Task to carry out
Total the lines of the listing below that hold the word "this". Output nothing except that number.

Material shown below:

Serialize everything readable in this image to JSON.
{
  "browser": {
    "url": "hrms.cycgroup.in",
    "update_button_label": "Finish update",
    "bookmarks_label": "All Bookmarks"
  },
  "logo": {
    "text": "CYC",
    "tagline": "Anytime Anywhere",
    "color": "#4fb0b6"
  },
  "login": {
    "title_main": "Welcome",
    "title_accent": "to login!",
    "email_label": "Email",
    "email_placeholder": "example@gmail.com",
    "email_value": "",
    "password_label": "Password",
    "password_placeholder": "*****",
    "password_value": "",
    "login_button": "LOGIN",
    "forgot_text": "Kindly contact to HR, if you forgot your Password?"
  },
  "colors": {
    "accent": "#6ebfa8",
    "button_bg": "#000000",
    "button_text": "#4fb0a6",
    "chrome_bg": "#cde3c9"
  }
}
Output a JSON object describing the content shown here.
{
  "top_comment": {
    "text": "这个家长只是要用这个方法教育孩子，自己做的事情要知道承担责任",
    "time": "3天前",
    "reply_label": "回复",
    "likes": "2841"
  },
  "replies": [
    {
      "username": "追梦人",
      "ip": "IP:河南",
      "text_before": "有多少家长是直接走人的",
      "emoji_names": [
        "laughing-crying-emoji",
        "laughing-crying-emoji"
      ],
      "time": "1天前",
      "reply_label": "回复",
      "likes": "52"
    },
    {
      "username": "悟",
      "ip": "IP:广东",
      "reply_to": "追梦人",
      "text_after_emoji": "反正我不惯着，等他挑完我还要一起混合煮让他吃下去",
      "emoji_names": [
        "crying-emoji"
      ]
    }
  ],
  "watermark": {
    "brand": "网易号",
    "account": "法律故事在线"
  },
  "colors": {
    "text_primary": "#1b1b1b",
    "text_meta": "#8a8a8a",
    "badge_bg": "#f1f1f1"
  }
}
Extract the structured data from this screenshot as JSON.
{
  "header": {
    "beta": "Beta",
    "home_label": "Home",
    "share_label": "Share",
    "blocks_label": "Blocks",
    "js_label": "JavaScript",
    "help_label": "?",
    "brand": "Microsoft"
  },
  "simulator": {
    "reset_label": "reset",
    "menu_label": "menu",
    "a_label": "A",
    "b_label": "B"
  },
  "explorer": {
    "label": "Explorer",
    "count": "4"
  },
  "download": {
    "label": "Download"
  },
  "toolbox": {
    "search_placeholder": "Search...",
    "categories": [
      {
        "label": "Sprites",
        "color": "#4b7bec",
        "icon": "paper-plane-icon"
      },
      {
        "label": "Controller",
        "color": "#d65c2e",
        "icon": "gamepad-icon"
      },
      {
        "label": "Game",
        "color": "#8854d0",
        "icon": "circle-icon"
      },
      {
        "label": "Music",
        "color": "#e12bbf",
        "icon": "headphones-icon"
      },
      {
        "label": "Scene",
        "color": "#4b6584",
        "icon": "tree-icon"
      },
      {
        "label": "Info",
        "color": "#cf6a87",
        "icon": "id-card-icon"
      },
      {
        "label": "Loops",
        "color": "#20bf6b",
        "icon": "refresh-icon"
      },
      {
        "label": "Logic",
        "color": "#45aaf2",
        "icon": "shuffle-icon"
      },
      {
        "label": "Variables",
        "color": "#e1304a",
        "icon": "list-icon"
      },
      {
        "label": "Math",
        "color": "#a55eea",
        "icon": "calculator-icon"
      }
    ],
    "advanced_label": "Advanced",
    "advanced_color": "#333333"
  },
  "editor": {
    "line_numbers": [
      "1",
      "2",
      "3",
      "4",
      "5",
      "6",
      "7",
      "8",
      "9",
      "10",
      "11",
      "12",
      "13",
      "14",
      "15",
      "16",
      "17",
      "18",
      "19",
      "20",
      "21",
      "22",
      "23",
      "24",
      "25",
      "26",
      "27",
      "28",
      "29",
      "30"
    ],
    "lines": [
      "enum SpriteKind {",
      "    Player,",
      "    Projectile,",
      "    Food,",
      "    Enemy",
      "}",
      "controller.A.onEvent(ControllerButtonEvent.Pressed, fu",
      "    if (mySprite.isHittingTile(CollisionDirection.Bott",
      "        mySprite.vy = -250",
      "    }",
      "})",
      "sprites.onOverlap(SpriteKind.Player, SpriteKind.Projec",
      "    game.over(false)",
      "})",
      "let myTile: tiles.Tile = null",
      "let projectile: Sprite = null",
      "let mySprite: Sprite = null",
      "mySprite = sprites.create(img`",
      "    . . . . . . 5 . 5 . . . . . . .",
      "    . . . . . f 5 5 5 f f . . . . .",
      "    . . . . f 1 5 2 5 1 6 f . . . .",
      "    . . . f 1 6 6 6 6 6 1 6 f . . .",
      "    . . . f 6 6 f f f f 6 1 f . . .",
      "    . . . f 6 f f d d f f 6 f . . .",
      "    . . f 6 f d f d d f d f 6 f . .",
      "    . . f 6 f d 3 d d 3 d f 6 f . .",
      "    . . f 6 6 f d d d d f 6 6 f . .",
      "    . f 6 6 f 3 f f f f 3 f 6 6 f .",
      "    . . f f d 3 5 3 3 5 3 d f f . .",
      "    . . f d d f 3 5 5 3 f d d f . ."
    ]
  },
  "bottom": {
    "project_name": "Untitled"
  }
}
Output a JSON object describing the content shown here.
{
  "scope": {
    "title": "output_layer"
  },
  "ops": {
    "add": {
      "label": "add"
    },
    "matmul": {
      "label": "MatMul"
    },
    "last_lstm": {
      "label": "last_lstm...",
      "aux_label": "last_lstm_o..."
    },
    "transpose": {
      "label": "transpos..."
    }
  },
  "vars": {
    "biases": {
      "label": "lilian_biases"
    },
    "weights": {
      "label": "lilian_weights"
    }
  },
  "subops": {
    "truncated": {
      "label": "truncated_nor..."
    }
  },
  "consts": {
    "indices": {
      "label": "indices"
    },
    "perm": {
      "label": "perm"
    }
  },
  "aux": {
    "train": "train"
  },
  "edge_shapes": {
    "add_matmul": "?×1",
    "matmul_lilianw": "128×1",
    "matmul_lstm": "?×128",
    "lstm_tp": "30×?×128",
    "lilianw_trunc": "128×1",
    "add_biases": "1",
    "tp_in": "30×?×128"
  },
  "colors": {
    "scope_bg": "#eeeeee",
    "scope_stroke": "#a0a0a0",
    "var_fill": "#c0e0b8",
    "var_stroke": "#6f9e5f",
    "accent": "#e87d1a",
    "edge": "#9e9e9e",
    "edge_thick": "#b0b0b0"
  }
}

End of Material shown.

Output
2